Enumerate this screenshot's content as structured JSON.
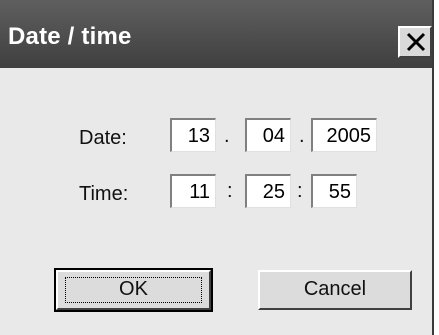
{
  "window": {
    "title": "Date / time"
  },
  "date": {
    "label": "Date:",
    "day": "13",
    "month": "04",
    "year": "2005",
    "separator": "."
  },
  "time": {
    "label": "Time:",
    "hour": "11",
    "minute": "25",
    "second": "55",
    "separator": ":"
  },
  "buttons": {
    "ok_label": "OK",
    "cancel_label": "Cancel"
  },
  "icons": {
    "close": "close-icon"
  }
}
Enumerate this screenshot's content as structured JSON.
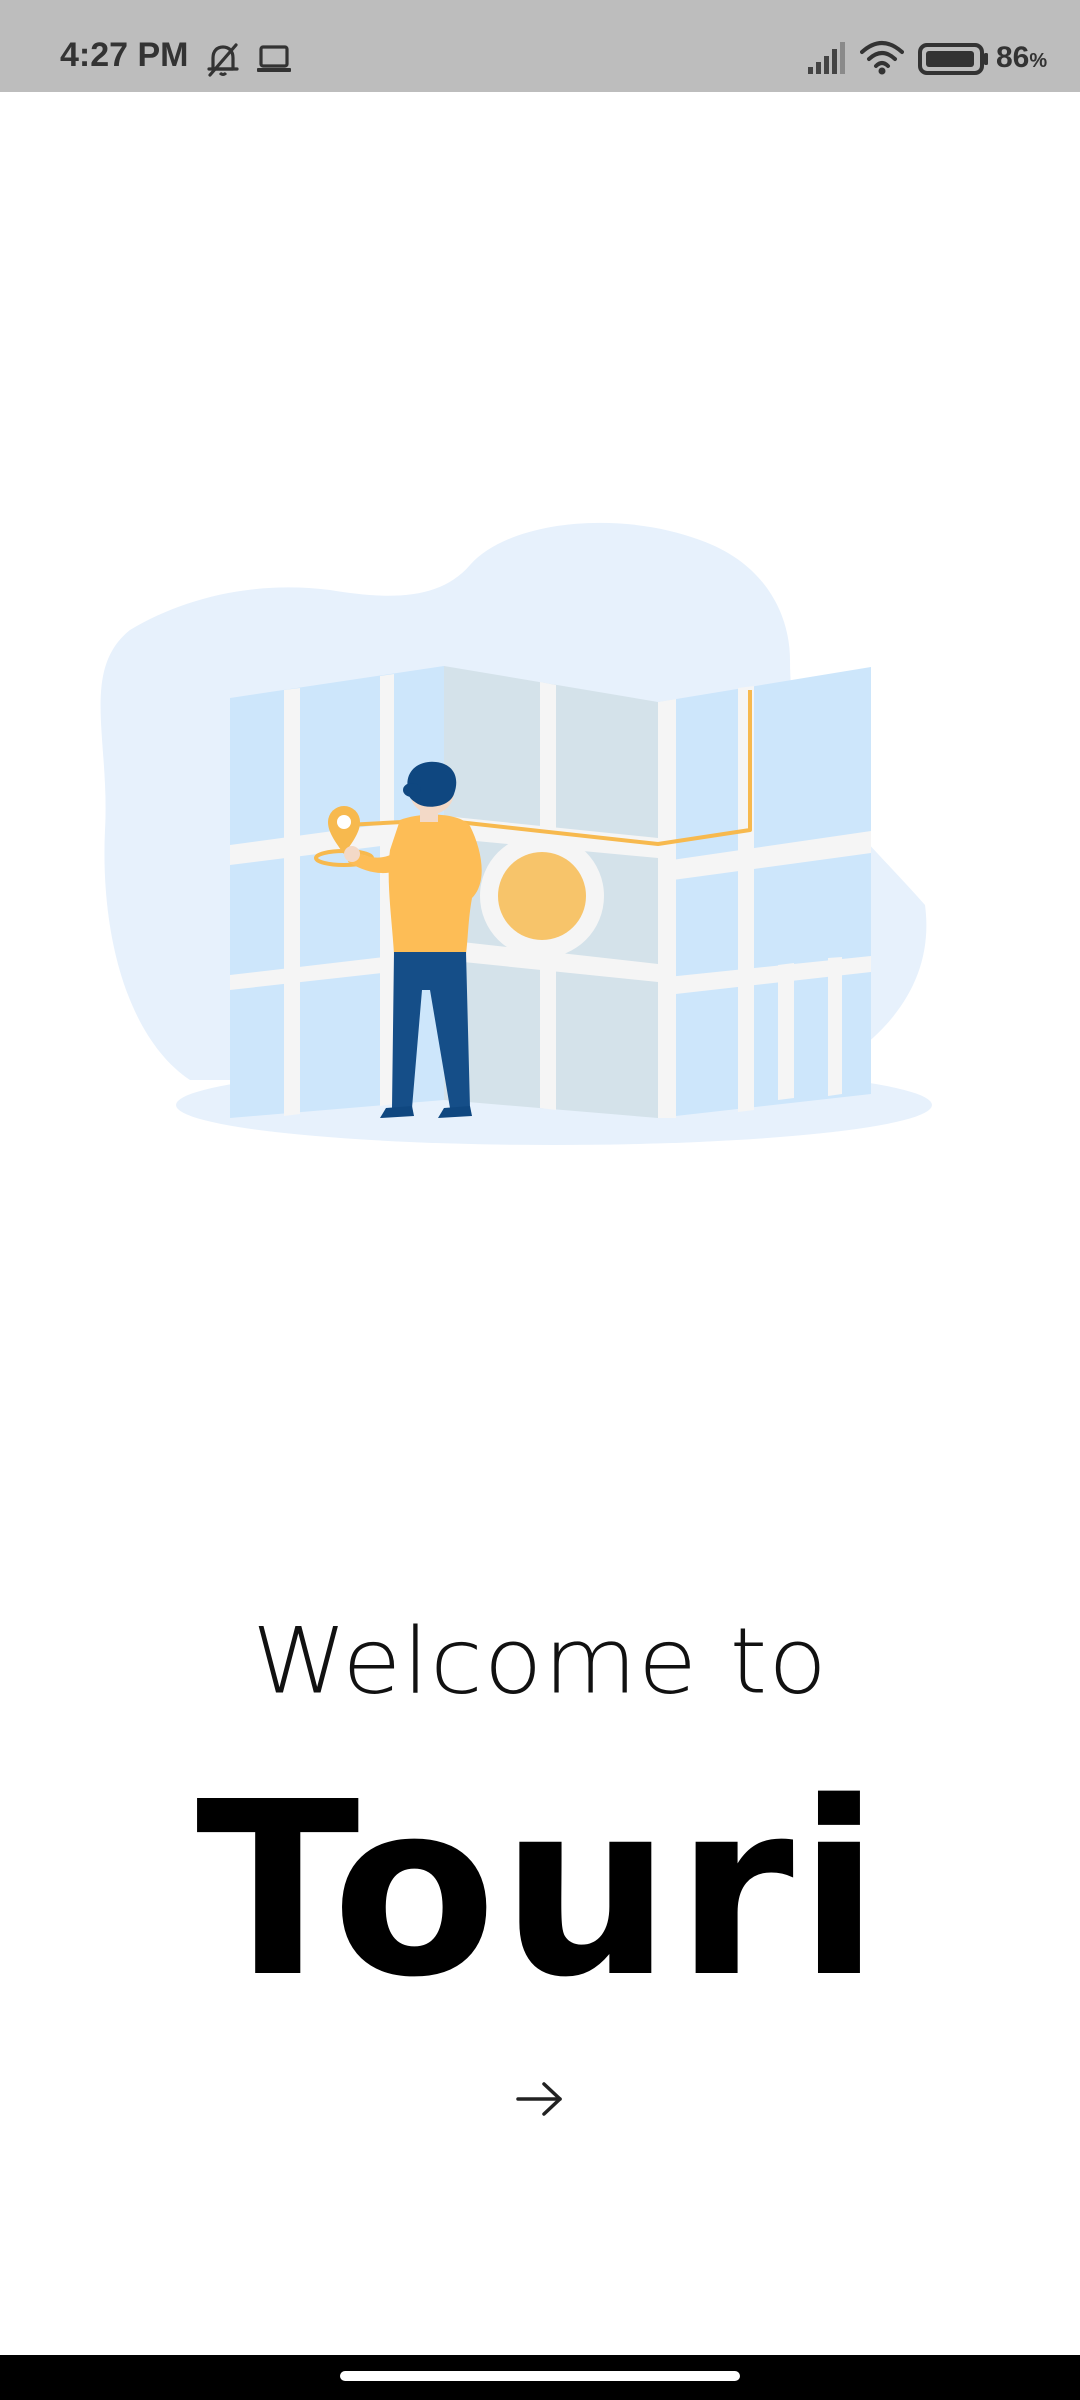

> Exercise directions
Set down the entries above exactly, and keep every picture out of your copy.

> Result for this exercise
Enumerate this screenshot's content as structured JSON.
{
  "window": {
    "title": "Date / time"
  },
  "date": {
    "label": "Date:",
    "day": "13",
    "month": "04",
    "year": "2005",
    "separator": "."
  },
  "time": {
    "label": "Time:",
    "hour": "11",
    "minute": "25",
    "second": "55",
    "separator": ":"
  },
  "buttons": {
    "ok_label": "OK",
    "cancel_label": "Cancel"
  },
  "icons": {
    "close": "close-icon"
  }
}
Enumerate this screenshot's content as structured JSON.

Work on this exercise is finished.